New student loan default rates show improvement for every college in the Lynchburg area.
Released at the end of September, Department of Education data shows that 10.8 percent of all student borrowers who began repaying their loans in 2015 defaulted after three years. That number is a slight improvement from the 11.5 percent default rate for the 2014 cohort.
Locally, schools ascribe the success to better student loan counseling and job placement.
“Virginia University of Lynchburg has been putting a lot of initiative and effort into lowering and maintaining an acceptable Cohort Default Rate. Our [fiscal year 2015] official rate and FY16 draft rates are both below 30 percent which is a testament to the work that is being put in,” VUL Financial Aid Director Romena Morgan said in part of an emailed statement.
At 25.5 percent, VUL has the highest local default rate, though that number is down from 33.6 percent for the 2014 cohort and 35.5 percent for the 2013 cohort of student borrowers.
Colleges can be penalized for default rates over 30 percent for three straight years, or if the default rate spikes to 40 percent in a single year. Penalties include stricter fiscal accountability and greater federal oversight, and even the suspension of federal financial aid in extreme cases.
Morgan said strategies to lower default rates include “informative exit counseling” with VUL graduates and financial advising sessions “that all students are required to attend, to ensure all of our students are well aware of the responsibilities of student loans and to practice responsible borrowing to help reduce the amount of debt accrued by graduation.”
While loan counseling is legally required for all colleges, financial advising sessions are not.
Students also have access to iGrad, an online financial literacy platform, which includes tools, courses and video tutorials to help borrowers manage money and student loans.
Central Virginia Community College has the second highest local student loan default rate at 17.8 percent, an improvement from 21.4 percent for 2014 and 19.4 percent for 2013.

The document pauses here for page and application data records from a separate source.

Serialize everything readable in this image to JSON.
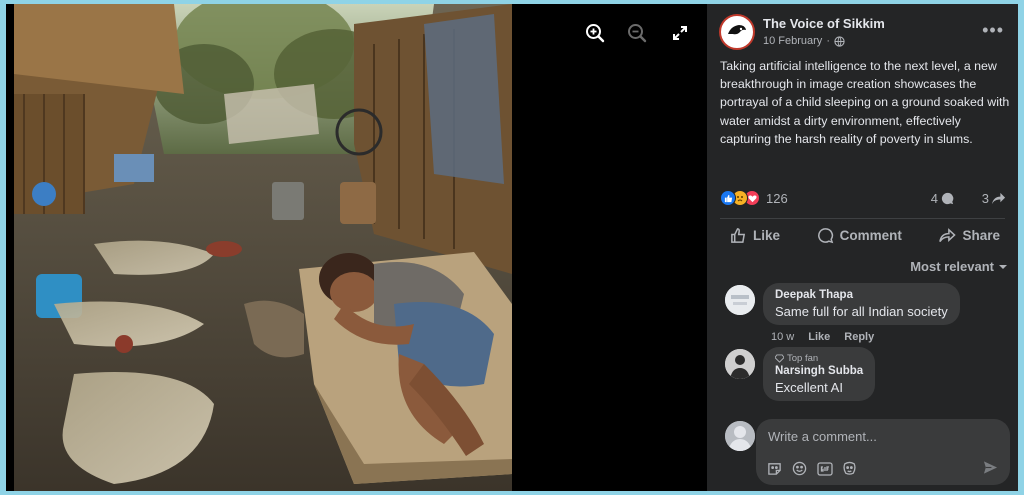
{
  "viewer": {
    "icons": [
      "zoom-in-icon",
      "zoom-out-icon",
      "fullscreen-icon"
    ]
  },
  "post": {
    "page_name": "The Voice of Sikkim",
    "date": "10 February",
    "separator": "·",
    "privacy_icon": "globe-icon",
    "more": "•••",
    "text": "Taking artificial intelligence to the next level, a new breakthrough in image creation showcases the portrayal of a child sleeping on a ground soaked with water amidst a dirty environment, effectively capturing the harsh reality of poverty in slums.",
    "reaction_count": "126",
    "comment_count": "4",
    "share_count": "3",
    "reaction_colors": {
      "like": "#1877f2",
      "sad": "#f7b125",
      "love": "#f33e58"
    }
  },
  "actions": {
    "like": "Like",
    "comment": "Comment",
    "share": "Share"
  },
  "sort_label": "Most relevant",
  "comments": [
    {
      "name": "Deepak Thapa",
      "text": "Same full for all Indian society",
      "time": "10 w",
      "like": "Like",
      "reply": "Reply"
    },
    {
      "badge": "Top fan",
      "name": "Narsingh Subba",
      "text": "Excellent AI"
    }
  ],
  "composer": {
    "placeholder": "Write a comment...",
    "icons": [
      "sticker-icon",
      "emoji-icon",
      "gif-icon",
      "avatar-sticker-icon",
      "send-icon"
    ]
  }
}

Michael Farris, CVCC dean of enrollment management, described the default rate as stable and said the college is adding staff to its Financial Aid Office to inform and support borrowers.

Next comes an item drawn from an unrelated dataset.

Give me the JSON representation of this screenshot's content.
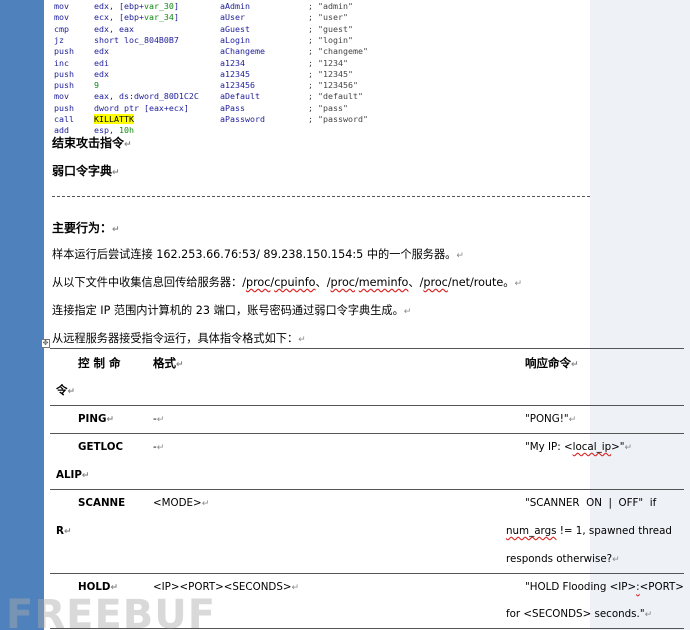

For the 2015 cohort, the Liberty University student loan default rate is 9.2 percent; down from 9.7 percent for student borrowers entering repayment in 2014, and 9.9 percent for 2013.
Despite repeated requests, Liberty did not provide comment on student loan default rates.
For Randolph College, the 2015 cohort defaulted at 6.3 percent, which is down from 8.4 percent in 2014, though slightly higher than the 5.4 percent of borrowers who defaulted in 2013.
Beyond the typical loan counseling, RC informs graduates of the companies servicing loans to help them enter repayment and also reaches out to students who leave without graduating.
“Those are the ones who sometimes slip through the cracks,” said Ryan McNamara, director of financial aid at Randolph.
The University of Lynchburg student loan default rate for the 2015 cohort is 4 percent, the lowest in recent years compared to 6.1 percent in 2014 and 4.8 percent in 2013.
UL Associate Director of Financial Aid Michelle Davis said university strategies include using delinquent borrower lists to contact those nearing default. Student borrowers go into default when they do not make a loan payment for more than 270 days.
She added financial literacy information is provided “to help students manage loan debt and understand repayment options.”
The lowest default rate in the region belongs to Sweet Briar College at 3.1 percent. That number slipped from 3.7 percent for the 2014 cohort; the 2013 default rate was 1.2 percent.
A Sweet Briar official attributed that number to strong employment rates for graduates.
“Because loans are paid out over an extended period of time, and graduates move in and out of employment, it’s difficult to prove a direct correlation but, in general, a high job placement rate does equal a better ability to pay,” Barbara Watts, SBC director of career services, wrote via email. “At Sweet Briar, we survey alumnae six months after graduation and consistently 90 percent or more are employed or in graduate school. Even better, 100 percent of our engineering graduates are employed or in graduate school within three months.”
Financial aid directors warn that defaulting isn’t just harmful to institutions, but also borrowers, warning of negative consequences for credit scores and financial standing.
“Understanding what default actually means and how it hurts your credit is one of the important things students do need to understand,” McNamara said.
According to the Department of Education website, defaulting on student loans eliminates eligibility for federal student aid in the future, can result in garnishment to earnings and tax returns, may lead to court costs when loan servicers attempt to collect, can affect the ability to “purchase or sell assets such as real estate” is damaging to credit scores and more.